Peter Carr


In the fall of 2012 I took part in Dickinson’s study abroad program in Beijing, China to gain better proficiency in Chinese language and develop a better understanding of Chinese culture. As is offered, I took advantage of the homestay option and took classes with the rest of Dickinson Students on the prestigious Beijing University campus. Upon reflection, my Chinese professors (all of which are specialized in teaching Chinese to English speakers) are well organized and structured in their approach to teaching Chinese language, although their methods do somewhat vary. For instance, my written Chinese class tended to stick more closely to the textbook readings and exercises, whereas my spoken Chinese class, in addition to the textbook material, incorporated speeches and movie making. Just as in the American system, exams occur 3 to 4 times a semester and are derived from class materials. By the intermediate level, professors speak entirely in Chinese and expect you to do the same. As was my experience, the compilation of all of these characteristics tied together with the enthusiasm of my professors, improved my proficiency and confidence in Chinese immensely in an enjoyable, and effective way.
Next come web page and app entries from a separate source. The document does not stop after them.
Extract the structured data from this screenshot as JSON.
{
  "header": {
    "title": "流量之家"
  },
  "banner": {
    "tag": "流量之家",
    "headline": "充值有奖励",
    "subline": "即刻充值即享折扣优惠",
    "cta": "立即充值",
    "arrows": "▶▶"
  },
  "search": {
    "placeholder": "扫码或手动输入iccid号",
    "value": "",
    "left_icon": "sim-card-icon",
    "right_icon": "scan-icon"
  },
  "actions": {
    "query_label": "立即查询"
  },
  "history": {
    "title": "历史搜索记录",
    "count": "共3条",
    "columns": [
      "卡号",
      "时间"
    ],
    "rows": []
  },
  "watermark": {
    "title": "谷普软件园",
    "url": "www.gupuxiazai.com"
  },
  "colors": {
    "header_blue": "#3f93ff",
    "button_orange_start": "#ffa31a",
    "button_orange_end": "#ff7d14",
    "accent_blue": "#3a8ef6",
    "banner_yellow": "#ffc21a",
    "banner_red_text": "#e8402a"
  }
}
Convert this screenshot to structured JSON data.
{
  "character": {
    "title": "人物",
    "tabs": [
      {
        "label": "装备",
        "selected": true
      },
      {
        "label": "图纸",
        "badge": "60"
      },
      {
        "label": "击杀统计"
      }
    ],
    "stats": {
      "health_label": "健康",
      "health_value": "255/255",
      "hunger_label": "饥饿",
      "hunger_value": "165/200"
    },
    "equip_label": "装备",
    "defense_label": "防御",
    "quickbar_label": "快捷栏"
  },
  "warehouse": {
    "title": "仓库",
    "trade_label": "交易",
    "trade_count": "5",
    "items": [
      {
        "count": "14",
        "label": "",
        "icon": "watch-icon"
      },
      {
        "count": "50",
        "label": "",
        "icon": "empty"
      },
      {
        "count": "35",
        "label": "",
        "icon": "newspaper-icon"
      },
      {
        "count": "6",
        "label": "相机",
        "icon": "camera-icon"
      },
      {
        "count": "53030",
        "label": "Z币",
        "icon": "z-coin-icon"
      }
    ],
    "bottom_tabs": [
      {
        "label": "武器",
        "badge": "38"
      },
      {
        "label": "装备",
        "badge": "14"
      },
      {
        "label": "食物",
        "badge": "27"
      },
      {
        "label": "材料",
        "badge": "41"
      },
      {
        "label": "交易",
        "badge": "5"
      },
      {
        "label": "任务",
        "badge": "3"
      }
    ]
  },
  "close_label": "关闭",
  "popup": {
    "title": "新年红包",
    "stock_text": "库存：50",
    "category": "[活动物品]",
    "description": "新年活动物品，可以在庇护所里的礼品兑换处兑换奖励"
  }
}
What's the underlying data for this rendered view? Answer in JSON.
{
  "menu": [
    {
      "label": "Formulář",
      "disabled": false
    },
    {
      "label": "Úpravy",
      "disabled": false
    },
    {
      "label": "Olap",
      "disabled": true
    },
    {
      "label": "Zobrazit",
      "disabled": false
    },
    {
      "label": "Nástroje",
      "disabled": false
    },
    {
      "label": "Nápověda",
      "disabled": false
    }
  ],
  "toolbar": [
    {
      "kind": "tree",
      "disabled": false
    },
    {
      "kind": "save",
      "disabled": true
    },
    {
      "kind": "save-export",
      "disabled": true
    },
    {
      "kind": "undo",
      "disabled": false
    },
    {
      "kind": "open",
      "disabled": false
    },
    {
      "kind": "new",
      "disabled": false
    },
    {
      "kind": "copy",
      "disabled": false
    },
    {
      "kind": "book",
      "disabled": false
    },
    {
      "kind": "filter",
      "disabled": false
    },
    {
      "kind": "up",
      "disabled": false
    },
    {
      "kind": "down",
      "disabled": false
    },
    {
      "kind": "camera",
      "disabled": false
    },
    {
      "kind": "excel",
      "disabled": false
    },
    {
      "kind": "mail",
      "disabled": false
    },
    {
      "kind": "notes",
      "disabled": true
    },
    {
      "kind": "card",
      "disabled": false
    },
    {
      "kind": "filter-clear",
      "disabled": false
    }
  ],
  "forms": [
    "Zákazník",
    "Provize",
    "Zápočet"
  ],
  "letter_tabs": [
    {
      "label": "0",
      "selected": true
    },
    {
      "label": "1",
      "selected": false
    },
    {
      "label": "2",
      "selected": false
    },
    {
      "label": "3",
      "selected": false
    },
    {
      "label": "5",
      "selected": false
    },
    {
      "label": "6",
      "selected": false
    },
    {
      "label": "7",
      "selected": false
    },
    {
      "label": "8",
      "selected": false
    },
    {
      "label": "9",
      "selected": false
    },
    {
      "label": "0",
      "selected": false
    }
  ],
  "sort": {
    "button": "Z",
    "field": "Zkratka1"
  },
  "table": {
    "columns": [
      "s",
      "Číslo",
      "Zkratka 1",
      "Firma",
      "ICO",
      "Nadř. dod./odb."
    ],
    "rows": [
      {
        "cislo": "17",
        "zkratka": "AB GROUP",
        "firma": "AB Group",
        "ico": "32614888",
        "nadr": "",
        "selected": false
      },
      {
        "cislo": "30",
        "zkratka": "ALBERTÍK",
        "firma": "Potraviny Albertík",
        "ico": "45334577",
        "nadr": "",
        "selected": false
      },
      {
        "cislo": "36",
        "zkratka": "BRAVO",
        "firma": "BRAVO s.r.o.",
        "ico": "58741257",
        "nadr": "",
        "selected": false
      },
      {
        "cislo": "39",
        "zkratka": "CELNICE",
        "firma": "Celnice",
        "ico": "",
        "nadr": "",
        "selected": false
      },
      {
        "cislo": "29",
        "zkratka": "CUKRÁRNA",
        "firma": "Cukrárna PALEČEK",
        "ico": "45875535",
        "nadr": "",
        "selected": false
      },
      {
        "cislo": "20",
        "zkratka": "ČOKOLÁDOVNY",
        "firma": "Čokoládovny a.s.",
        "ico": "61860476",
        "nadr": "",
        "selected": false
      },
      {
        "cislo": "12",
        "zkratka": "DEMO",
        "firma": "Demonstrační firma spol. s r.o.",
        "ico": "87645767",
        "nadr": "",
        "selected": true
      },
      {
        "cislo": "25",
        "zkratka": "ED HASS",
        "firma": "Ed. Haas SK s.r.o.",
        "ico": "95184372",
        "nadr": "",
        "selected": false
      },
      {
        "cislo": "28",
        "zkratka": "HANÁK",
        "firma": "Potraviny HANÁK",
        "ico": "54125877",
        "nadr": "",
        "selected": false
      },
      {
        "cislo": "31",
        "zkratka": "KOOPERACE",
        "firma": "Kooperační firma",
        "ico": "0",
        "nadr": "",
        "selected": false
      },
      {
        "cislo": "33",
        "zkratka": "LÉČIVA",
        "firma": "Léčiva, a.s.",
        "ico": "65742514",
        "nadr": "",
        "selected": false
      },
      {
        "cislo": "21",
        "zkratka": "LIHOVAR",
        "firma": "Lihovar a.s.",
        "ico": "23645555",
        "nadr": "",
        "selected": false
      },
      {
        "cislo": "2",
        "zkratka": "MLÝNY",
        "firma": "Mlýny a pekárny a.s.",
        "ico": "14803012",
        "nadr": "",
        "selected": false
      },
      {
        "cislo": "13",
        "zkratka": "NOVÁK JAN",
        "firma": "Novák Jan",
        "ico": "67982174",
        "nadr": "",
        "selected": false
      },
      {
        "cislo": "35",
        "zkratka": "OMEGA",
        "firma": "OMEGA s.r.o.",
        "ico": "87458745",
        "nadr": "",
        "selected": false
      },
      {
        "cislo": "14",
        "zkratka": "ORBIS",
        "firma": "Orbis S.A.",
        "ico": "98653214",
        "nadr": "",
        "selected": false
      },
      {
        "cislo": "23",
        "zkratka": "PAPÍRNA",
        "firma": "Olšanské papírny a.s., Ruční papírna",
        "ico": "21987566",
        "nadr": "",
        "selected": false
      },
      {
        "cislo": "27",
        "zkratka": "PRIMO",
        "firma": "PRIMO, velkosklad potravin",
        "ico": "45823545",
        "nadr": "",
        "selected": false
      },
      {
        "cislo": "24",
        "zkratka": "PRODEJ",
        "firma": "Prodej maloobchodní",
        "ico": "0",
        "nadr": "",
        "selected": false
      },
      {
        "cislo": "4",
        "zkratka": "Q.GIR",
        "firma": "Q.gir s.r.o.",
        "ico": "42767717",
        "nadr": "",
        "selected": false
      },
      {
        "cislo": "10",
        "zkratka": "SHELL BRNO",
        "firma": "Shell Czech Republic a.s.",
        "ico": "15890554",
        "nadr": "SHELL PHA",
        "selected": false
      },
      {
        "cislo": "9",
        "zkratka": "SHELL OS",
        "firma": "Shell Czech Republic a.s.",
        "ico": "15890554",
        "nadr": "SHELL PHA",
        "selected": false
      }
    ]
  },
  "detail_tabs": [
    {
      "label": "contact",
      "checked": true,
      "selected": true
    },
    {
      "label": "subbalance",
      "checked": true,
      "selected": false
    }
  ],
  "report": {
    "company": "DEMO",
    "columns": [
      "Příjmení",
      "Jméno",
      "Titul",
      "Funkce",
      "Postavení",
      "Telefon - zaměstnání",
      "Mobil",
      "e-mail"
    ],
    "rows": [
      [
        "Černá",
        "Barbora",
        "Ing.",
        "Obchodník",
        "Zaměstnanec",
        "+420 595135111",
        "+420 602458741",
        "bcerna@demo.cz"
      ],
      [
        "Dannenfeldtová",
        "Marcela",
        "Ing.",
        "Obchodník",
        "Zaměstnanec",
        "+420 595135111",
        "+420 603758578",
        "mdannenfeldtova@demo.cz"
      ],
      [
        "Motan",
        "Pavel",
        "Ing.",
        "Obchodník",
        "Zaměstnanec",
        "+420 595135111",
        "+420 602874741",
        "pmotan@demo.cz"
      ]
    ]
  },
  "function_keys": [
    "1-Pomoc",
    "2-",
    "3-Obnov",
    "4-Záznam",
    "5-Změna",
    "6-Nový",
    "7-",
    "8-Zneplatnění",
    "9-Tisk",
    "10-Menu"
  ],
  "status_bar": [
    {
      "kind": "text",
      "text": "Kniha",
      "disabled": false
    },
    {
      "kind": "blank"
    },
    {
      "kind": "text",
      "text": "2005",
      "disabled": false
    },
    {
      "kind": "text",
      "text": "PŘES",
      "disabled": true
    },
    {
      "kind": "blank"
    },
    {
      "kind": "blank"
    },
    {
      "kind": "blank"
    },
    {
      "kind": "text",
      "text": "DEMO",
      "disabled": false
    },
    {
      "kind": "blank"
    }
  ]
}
The opportunities outside of the classroom not only added to my language capabilities, but also immersed me into the culture in unforgettable ways. My host family initially introduced me to family culture beginning with small aspects such as table manners and phrases. Over the coarse of the semester, this understanding of family culture expanded to aspects such as family dynamics at family gatherings and family-society dynamics within the spectrum of greater Chinese society. On a larger level, Dickinson program excursions every week (and on vacations) to historical sites with onsite Chinese Dickinson staff introduced and educated us on the origins of Chinese culture. On these excursions we utilized the Chinese we had acquired to learn about Daoism, Confucianism, Chinese Government, art, food, entertainment and more. The last and possibly most fun part of the Dickinson in Beijing program, are the friends (classmates) from all around the world who join you in the pursuit of learning Chinese language and culture. Most all students share a common goal of discovery and improvement that allows students to learn, not just from their own experiences, but from others' experiences as well. It is because of these friends and really all of these experiences outside of the classroom, that I was able to peak into the crevices of Chinese society to witness the smaller and more obscure aspects of Chinese culture that many people will never see.